### Task to carry out
Once the images are set aside, return every entry exactly.

____ Data

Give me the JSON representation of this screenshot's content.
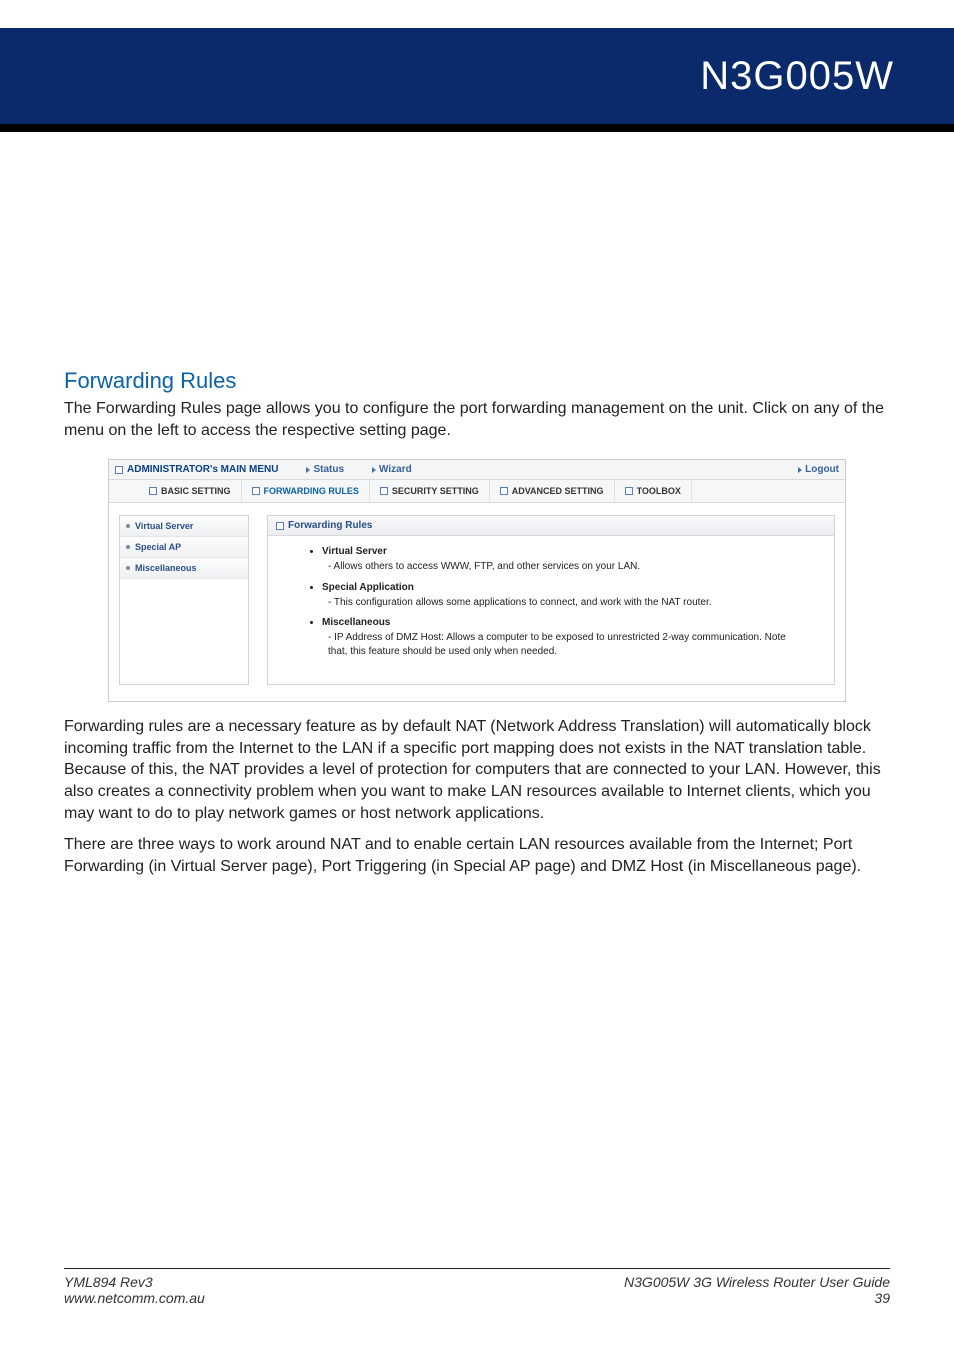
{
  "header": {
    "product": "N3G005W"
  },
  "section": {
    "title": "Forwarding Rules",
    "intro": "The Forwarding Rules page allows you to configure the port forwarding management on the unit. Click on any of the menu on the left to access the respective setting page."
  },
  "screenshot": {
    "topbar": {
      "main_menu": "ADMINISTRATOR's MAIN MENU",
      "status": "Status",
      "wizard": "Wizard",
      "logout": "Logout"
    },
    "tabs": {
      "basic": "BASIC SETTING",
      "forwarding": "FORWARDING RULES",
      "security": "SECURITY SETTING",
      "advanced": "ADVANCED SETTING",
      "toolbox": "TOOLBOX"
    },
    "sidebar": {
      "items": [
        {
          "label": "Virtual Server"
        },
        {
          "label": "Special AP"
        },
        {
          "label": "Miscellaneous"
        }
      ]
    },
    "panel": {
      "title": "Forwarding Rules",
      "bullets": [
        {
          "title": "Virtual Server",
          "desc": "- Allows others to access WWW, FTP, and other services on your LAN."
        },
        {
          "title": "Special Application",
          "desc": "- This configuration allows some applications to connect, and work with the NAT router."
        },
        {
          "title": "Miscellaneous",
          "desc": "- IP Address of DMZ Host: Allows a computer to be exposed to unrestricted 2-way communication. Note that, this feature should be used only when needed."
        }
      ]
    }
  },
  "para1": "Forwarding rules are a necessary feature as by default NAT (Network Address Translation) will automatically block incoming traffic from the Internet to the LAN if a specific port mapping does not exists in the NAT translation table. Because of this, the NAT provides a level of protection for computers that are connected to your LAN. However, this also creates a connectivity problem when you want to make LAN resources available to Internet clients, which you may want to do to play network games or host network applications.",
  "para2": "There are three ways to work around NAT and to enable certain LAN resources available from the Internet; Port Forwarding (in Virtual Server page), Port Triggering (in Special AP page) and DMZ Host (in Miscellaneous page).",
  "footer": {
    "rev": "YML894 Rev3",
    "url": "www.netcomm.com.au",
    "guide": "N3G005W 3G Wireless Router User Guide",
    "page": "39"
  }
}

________

### Answer for this exercise
Give me the JSON representation of this screenshot's content.
{
  "header": {
    "product": "N3G005W"
  },
  "section": {
    "title": "Forwarding Rules",
    "intro": "The Forwarding Rules page allows you to configure the port forwarding management on the unit. Click on any of the menu on the left to access the respective setting page."
  },
  "screenshot": {
    "topbar": {
      "main_menu": "ADMINISTRATOR's MAIN MENU",
      "status": "Status",
      "wizard": "Wizard",
      "logout": "Logout"
    },
    "tabs": {
      "basic": "BASIC SETTING",
      "forwarding": "FORWARDING RULES",
      "security": "SECURITY SETTING",
      "advanced": "ADVANCED SETTING",
      "toolbox": "TOOLBOX"
    },
    "sidebar": {
      "items": [
        {
          "label": "Virtual Server"
        },
        {
          "label": "Special AP"
        },
        {
          "label": "Miscellaneous"
        }
      ]
    },
    "panel": {
      "title": "Forwarding Rules",
      "bullets": [
        {
          "title": "Virtual Server",
          "desc": "- Allows others to access WWW, FTP, and other services on your LAN."
        },
        {
          "title": "Special Application",
          "desc": "- This configuration allows some applications to connect, and work with the NAT router."
        },
        {
          "title": "Miscellaneous",
          "desc": "- IP Address of DMZ Host: Allows a computer to be exposed to unrestricted 2-way communication. Note that, this feature should be used only when needed."
        }
      ]
    }
  },
  "para1": "Forwarding rules are a necessary feature as by default NAT (Network Address Translation) will automatically block incoming traffic from the Internet to the LAN if a specific port mapping does not exists in the NAT translation table. Because of this, the NAT provides a level of protection for computers that are connected to your LAN. However, this also creates a connectivity problem when you want to make LAN resources available to Internet clients, which you may want to do to play network games or host network applications.",
  "para2": "There are three ways to work around NAT and to enable certain LAN resources available from the Internet; Port Forwarding (in Virtual Server page), Port Triggering (in Special AP page) and DMZ Host (in Miscellaneous page).",
  "footer": {
    "rev": "YML894 Rev3",
    "url": "www.netcomm.com.au",
    "guide": "N3G005W 3G Wireless Router User Guide",
    "page": "39"
  }
}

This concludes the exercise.